Rigging

Sailboat rigging. 1.Headstay, 2.Backstay, 3.Shroud or side stay, 4.Spreaders, 5.Backstay, 7.Boom

The rigging of a sailing ship is made up of the ropes and/or chains used to support the ship's masts, yards and sails.[1] The standing rigging is used to support the masts.[1] The running rigging supports the yards and sails.[1] Some types of sailboats that have unsupported masts do not have any rigging.[2] These include the junk rig and catboat rigs.[2] Bermuda sloops with a single mast and one headsail use fairly simple rigging.[2] Cutter-rigged ketches and schooners have the most complex rigging.[2]

Standing rigging

A sailing ship's standing rigging is made up of the ropes used to support the masts, yards and booms.[3] Most modern sailing vessels use wire rope for the the standing rigging.[3] Modern standing rigging is regularly checked for tension using a special gauge. Adjusting the tension is done by use of a turnbuckle.[4] Ropes, wires or rods that run fore-and-aft along the centerline which stabilize the masts or spars are called stays.[5] Those that from the mast to the bow are called forestays.[5] Those that run from the mast to the stern are called backstays.[5]

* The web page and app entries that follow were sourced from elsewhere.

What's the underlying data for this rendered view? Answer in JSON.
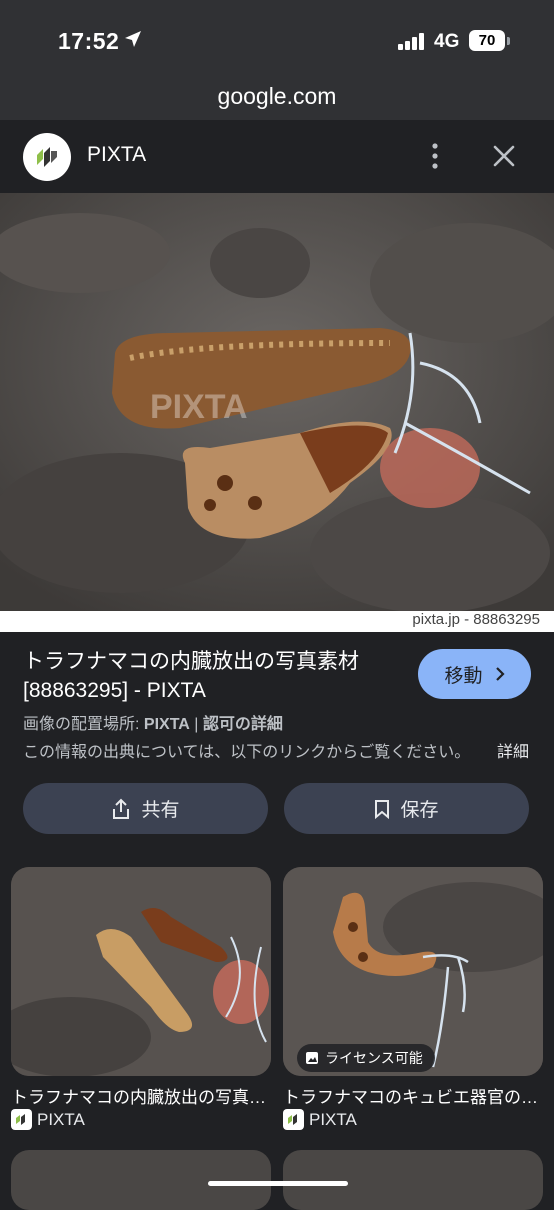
{
  "status_bar": {
    "time": "17:52",
    "network": "4G",
    "battery": "70"
  },
  "browser": {
    "url": "google.com"
  },
  "header": {
    "site_name": "PIXTA"
  },
  "image": {
    "credit": "pixta.jp - 88863295",
    "watermark": "PIXTA"
  },
  "result": {
    "title": "トラフナマコの内臓放出の写真素材 [88863295] - PIXTA",
    "visit_label": "移動",
    "meta_prefix": "画像の配置場所: ",
    "meta_site": "PIXTA",
    "meta_sep": " | ",
    "meta_license": "認可の詳細",
    "source_text": "この情報の出典については、以下のリンクからご覧ください。",
    "source_link": "詳細"
  },
  "actions": {
    "share_label": "共有",
    "save_label": "保存"
  },
  "related": [
    {
      "title": "トラフナマコの内臓放出の写真…",
      "site": "PIXTA",
      "badge": ""
    },
    {
      "title": "トラフナマコのキュビエ器官の…",
      "site": "PIXTA",
      "badge": "ライセンス可能"
    }
  ],
  "colors": {
    "background": "#202124",
    "accent": "#8ab4f8",
    "button": "#3c4252"
  }
}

Other Languages
azərbaycanca: Takelaj
български: Такелаж
čeština: Takeláž
dansk: Rigning
Deutsch: Takelage
Ελληνικά: Ναυτικό σχοινί
English: Rigging
Esperanto: Rigilaro
français: Gréement
Gaeilge: Rigín seoil
Ido: Rigaro
íslenska: Reiði (skip)
latviešu: Takelāža
lietuvių: Takelažas
Nederlands: Tuigage (schip)
norsk: Rigging
polski: Takielunek
русский: Такелаж
suomi: Takila
svenska: Rigg
Tagalog: Palayag
українська: Такелаж